American businesses spend an estimated $20 billion per year on branded promotional items, and odds are, your business is right in the mix of that. The idea of reciprocity is deeply engrained in our culture and many others, so it’s no wonder that promotional products are so popular — as humans, we’re wired to respond if we are given something.
There’s an art, though, to taking promo items from “tchotchkie” to strategic marketing asset. For example, are you considering who your audience is, how the item fits your message, and how to measure your return?
Here are our top tips for strategically choosing the best promotional product for your business:
Think of your audience first
Always, always, always, think of the audience first. Who is your target audience, and what is their environment like? What kinds of items do they surround themselves with as they think through business decisions? What would be interesting or useful to them?
What is your objective?
Are the items you’re ordering for a specific campaign or event? Or are they going to be used more for general branding? Your objective should consider your audience too — for example, if you’re targeting existing clients, your goal might be to renew their interest and trigger them to make a new purchase.

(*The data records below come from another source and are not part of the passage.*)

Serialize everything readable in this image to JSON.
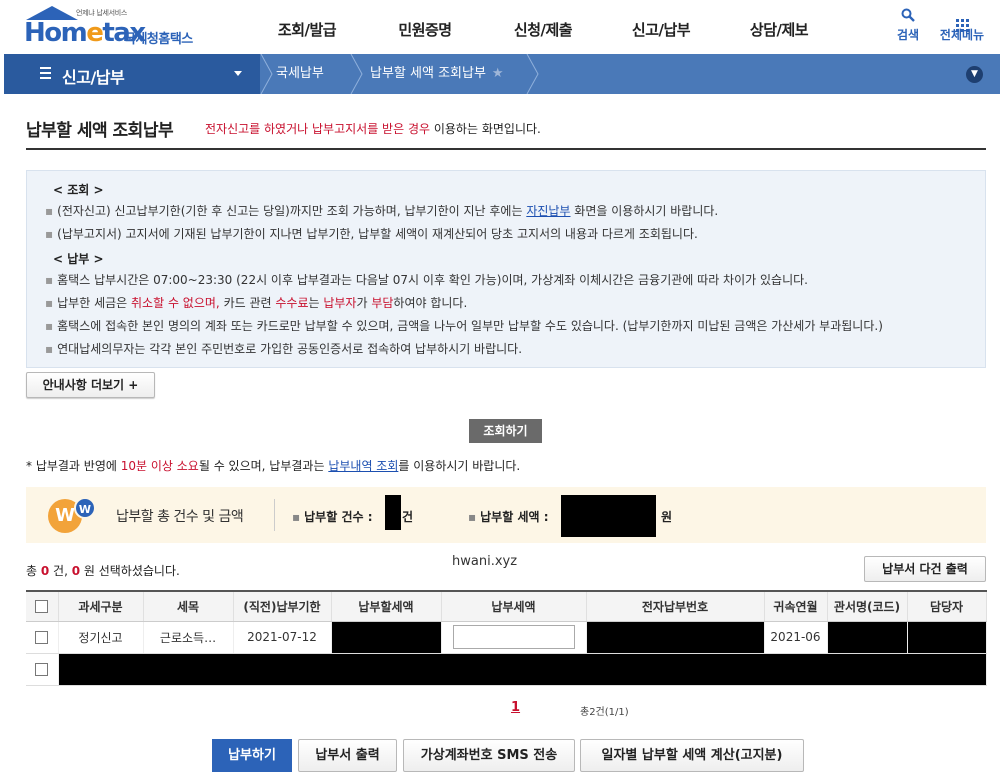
{
  "brand": {
    "tagline": "언제냐 납세서비스",
    "logo_text": "Hometax",
    "korean_name": "국세청홈택스"
  },
  "gnb": [
    "조회/발급",
    "민원증명",
    "신청/제출",
    "신고/납부",
    "상담/제보"
  ],
  "top_buttons": {
    "search": "검색",
    "all_menu": "전체메뉴"
  },
  "location": {
    "menu": "신고/납부",
    "crumb1": "국세납부",
    "crumb2": "납부할 세액 조회납부"
  },
  "page": {
    "title": "납부할 세액 조회납부",
    "subtitle_red": "전자신고를 하였거나 납부고지서를 받은 경우",
    "subtitle_rest": " 이용하는 화면입니다."
  },
  "info": {
    "head_inquiry": "< 조회 >",
    "inq_line1_a": "(전자신고) 신고납부기한(기한 후 신고는 당일)까지만 조회 가능하며, 납부기한이 지난 후에는 ",
    "inq_line1_link": "자진납부",
    "inq_line1_b": " 화면을 이용하시기 바랍니다.",
    "inq_line2": "(납부고지서) 고지서에 기재된 납부기한이 지나면 납부기한, 납부할 세액이 재계산되어 당초 고지서의 내용과 다르게 조회됩니다.",
    "head_payment": "< 납부 >",
    "pay_line1": "홈택스 납부시간은 07:00~23:30 (22시 이후 납부결과는 다음날 07시 이후 확인 가능)이며, 가상계좌 이체시간은 금융기관에 따라 차이가 있습니다.",
    "pay_line2_a": "납부한 세금은 ",
    "pay_line2_red1": "취소할 수 없으며,",
    "pay_line2_b": " 카드 관련 ",
    "pay_line2_red2": "수수료",
    "pay_line2_c": "는 ",
    "pay_line2_red3": "납부자",
    "pay_line2_d": "가 ",
    "pay_line2_red4": "부담",
    "pay_line2_e": "하여야 합니다.",
    "pay_line3": "홈택스에 접속한 본인 명의의 계좌 또는 카드로만 납부할 수 있으며, 금액을 나누어 일부만 납부할 수도 있습니다. (납부기한까지 미납된 금액은 가산세가 부과됩니다.)",
    "pay_line4": "연대납세의무자는 각각 본인 주민번호로 가입한 공동인증서로 접속하여 납부하시기 바랍니다."
  },
  "buttons": {
    "more": "안내사항 더보기 +",
    "inquire": "조회하기",
    "multi_print": "납부서 다건 출력",
    "pay": "납부하기",
    "print": "납부서 출력",
    "sms": "가상계좌번호 SMS 전송",
    "daily_calc": "일자별 납부할 세액 계산(고지분)"
  },
  "notice": {
    "a": "* 납부결과 반영에 ",
    "red": "10분 이상 소요",
    "b": "될 수 있으며, 납부결과는 ",
    "link": "납부내역 조회",
    "c": "를 이용하시기 바랍니다."
  },
  "summary": {
    "title": "납부할 총 건수 및 금액",
    "count_label": "납부할 건수 :",
    "count_unit": "건",
    "amount_label": "납부할 세액 :",
    "amount_unit": "원"
  },
  "selection": {
    "prefix": "총 ",
    "count": "0",
    "mid": " 건, ",
    "amount": "0",
    "suffix": " 원 선택하셨습니다."
  },
  "watermark": "hwani.xyz",
  "table": {
    "headers": [
      "과세구분",
      "세목",
      "(직전)납부기한",
      "납부할세액",
      "납부세액",
      "전자납부번호",
      "귀속연월",
      "관서명(코드)",
      "담당자"
    ],
    "rows": [
      {
        "category": "정기신고",
        "tax_item": "근로소득…",
        "due_date": "2021-07-12",
        "period": "2021-06"
      }
    ]
  },
  "pagination": {
    "page": "1",
    "total": "총2건(1/1)"
  }
}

How will the item underscore your message?
Consider not only how to best reach your audience, but also, how will your items reinforce your marketing message and brand, and differentiate you from your competition?

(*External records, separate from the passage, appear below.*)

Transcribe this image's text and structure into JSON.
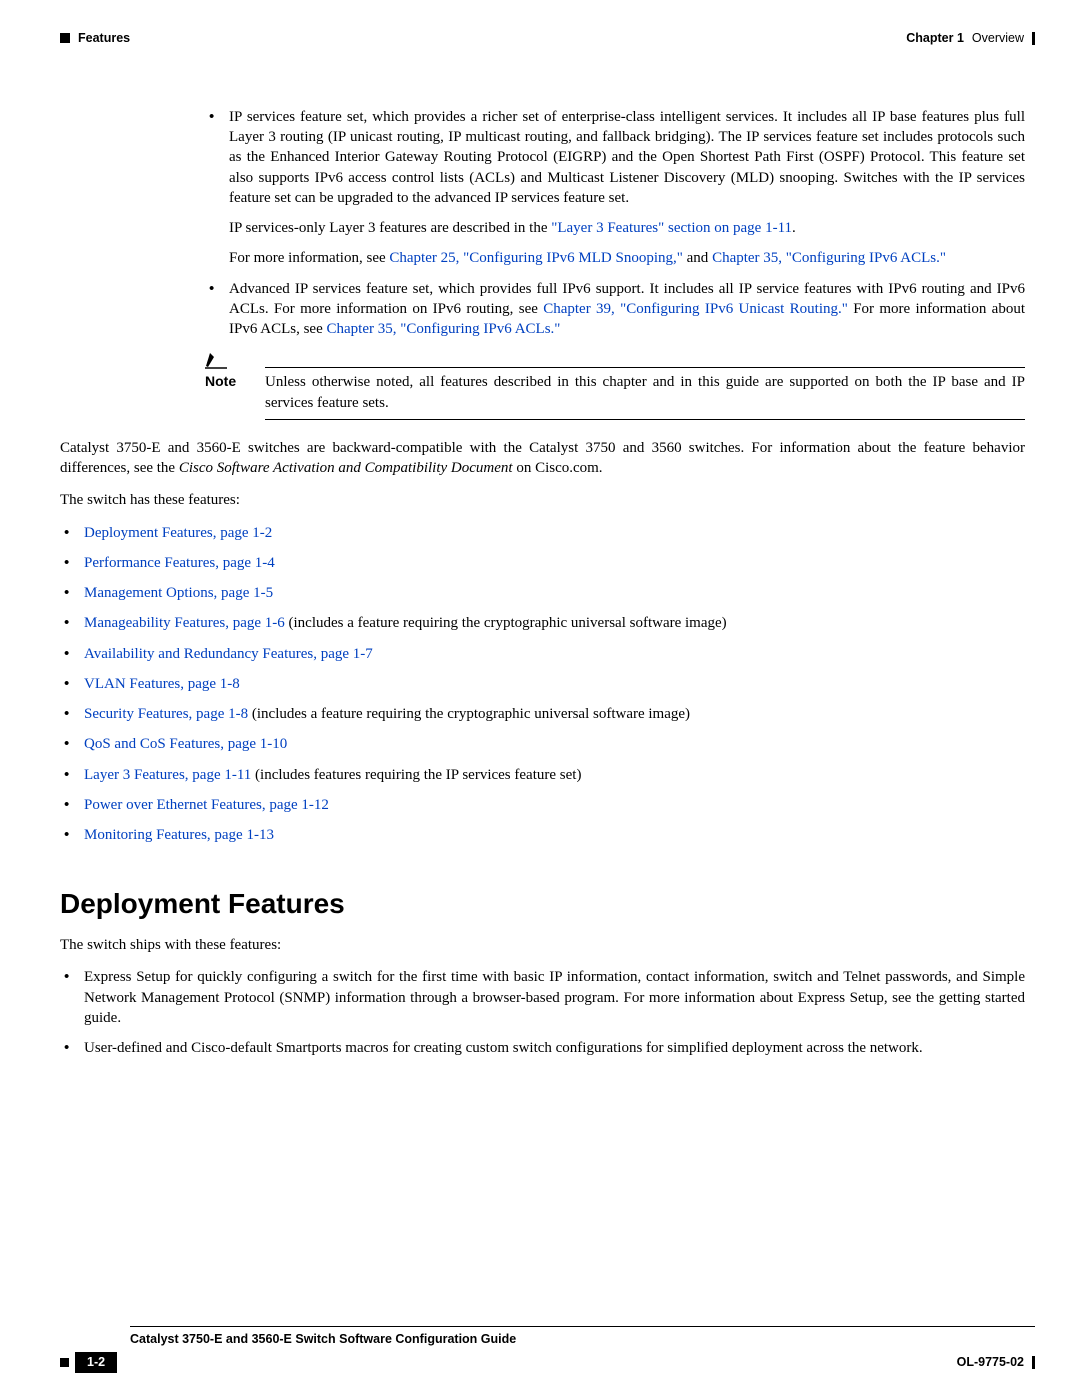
{
  "header": {
    "left_label": "Features",
    "chapter_label": "Chapter 1",
    "chapter_title": "Overview"
  },
  "bullet1": {
    "text": "IP services feature set, which provides a richer set of enterprise-class intelligent services. It includes all IP base features plus full Layer 3 routing (IP unicast routing, IP multicast routing, and fallback bridging). The IP services feature set includes protocols such as the Enhanced Interior Gateway Routing Protocol (EIGRP) and the Open Shortest Path First (OSPF) Protocol. This feature set also supports IPv6 access control lists (ACLs) and Multicast Listener Discovery (MLD) snooping. Switches with the IP services feature set can be upgraded to the advanced IP services feature set.",
    "p1_pre": "IP services-only Layer 3 features are described in the ",
    "p1_link": "\"Layer 3 Features\" section on page 1-11",
    "p1_post": ".",
    "p2_pre": "For more information, see ",
    "p2_link1": "Chapter 25, \"Configuring IPv6 MLD Snooping,\"",
    "p2_mid": " and ",
    "p2_link2": "Chapter 35, \"Configuring IPv6 ACLs.\""
  },
  "bullet2": {
    "pre": "Advanced IP services feature set, which provides full IPv6 support. It includes all IP service features with IPv6 routing and IPv6 ACLs. For more information on IPv6 routing, see ",
    "link1": "Chapter 39, \"Configuring IPv6 Unicast Routing.\"",
    "mid": " For more information about IPv6 ACLs, see ",
    "link2": "Chapter 35, \"Configuring IPv6 ACLs.\""
  },
  "note": {
    "label": "Note",
    "text": "Unless otherwise noted, all features described in this chapter and in this guide are supported on both the IP base and IP services feature sets."
  },
  "compat": {
    "p_pre": "Catalyst 3750-E and 3560-E switches are backward-compatible with the Catalyst 3750 and 3560 switches. For information about the feature behavior differences, see the ",
    "p_italic": "Cisco Software Activation and Compatibility Document",
    "p_post": " on Cisco.com."
  },
  "list_intro": "The switch has these features:",
  "features": [
    {
      "link": "Deployment Features, page 1-2",
      "suffix": ""
    },
    {
      "link": "Performance Features, page 1-4",
      "suffix": ""
    },
    {
      "link": "Management Options, page 1-5",
      "suffix": ""
    },
    {
      "link": "Manageability Features, page 1-6",
      "suffix": " (includes a feature requiring the cryptographic universal software image)"
    },
    {
      "link": "Availability and Redundancy Features, page 1-7",
      "suffix": ""
    },
    {
      "link": "VLAN Features, page 1-8",
      "suffix": ""
    },
    {
      "link": "Security Features, page 1-8",
      "suffix": " (includes a feature requiring the cryptographic universal software image)"
    },
    {
      "link": "QoS and CoS Features, page 1-10",
      "suffix": ""
    },
    {
      "link": "Layer 3 Features, page 1-11",
      "suffix": " (includes features requiring the IP services feature set)"
    },
    {
      "link": "Power over Ethernet Features, page 1-12",
      "suffix": ""
    },
    {
      "link": "Monitoring Features, page 1-13",
      "suffix": ""
    }
  ],
  "section_heading": "Deployment Features",
  "deploy_intro": "The switch ships with these features:",
  "deploy_bullets": [
    "Express Setup for quickly configuring a switch for the first time with basic IP information, contact information, switch and Telnet passwords, and Simple Network Management Protocol (SNMP) information through a browser-based program. For more information about Express Setup, see the getting started guide.",
    "User-defined and Cisco-default Smartports macros for creating custom switch configurations for simplified deployment across the network."
  ],
  "footer": {
    "guide_title": "Catalyst 3750-E and 3560-E Switch Software Configuration Guide",
    "page_num": "1-2",
    "doc_id": "OL-9775-02"
  }
}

What’s the budget?
Promotional products can bring incredible ROI’s — a study by ASI found that promo items cost a remarkable .6 cents per impression, compared to 1.8 cents per impression for television and magazine ads. And bags get a whopping 1000 impressions per $1 spent; writing utensils, 500 impressions per $1.
That being said, if your goal is to bring in $25,000 in sales, you don’t want to spend more than that on promotional items for your campaign. Consider how much you have to spend and how much of a return you’re aiming to see in return.
Make an investment
All that being said about your budget, it is important to draw the line between items that are cheap and easily disposable versus items that will have a longer shelf life. Part of this goes back to consideration of your audience and the items they’ll hang on to, but it also goes towards considering quality as an important part of choosing how to spend your marketing dollars.
Thumb drives, for example, are a great example of an item that a lot of office workers use frequently, that aren’t the cheapest item you can buy, but also won’t break your bank either.
Start small and run tests
Another way to strategically spend is by starting small with new items, and testing to see what works and what doesn’t. Work with your business development and sales team to get feedback on how items are received and when you find something that works, go ahead and buy a larger amount.
If you don’t measure, how will you know which items helped you meet your objective, and what your ROI was? So when you’re at events or tradeshows, require an exchange of info — emails, names, business cards — for higher value items. If you’re buying promotional products for use in a specific campaign, print a special tracking email or phone number so you know when you hear back from someone who received an item. It’s also a good idea to include a “How did you hear about us?” field on your website’s lead forms, and include “promotional item” as an option.
People love to see their own name, so consider personalizing products for them! For example, nice stationary with their name on it is likely to make a client or prospect feel special and be an item an office worker or executive keeps on his/her desk — and uses — which will help ensure you come to mind frequently as they work.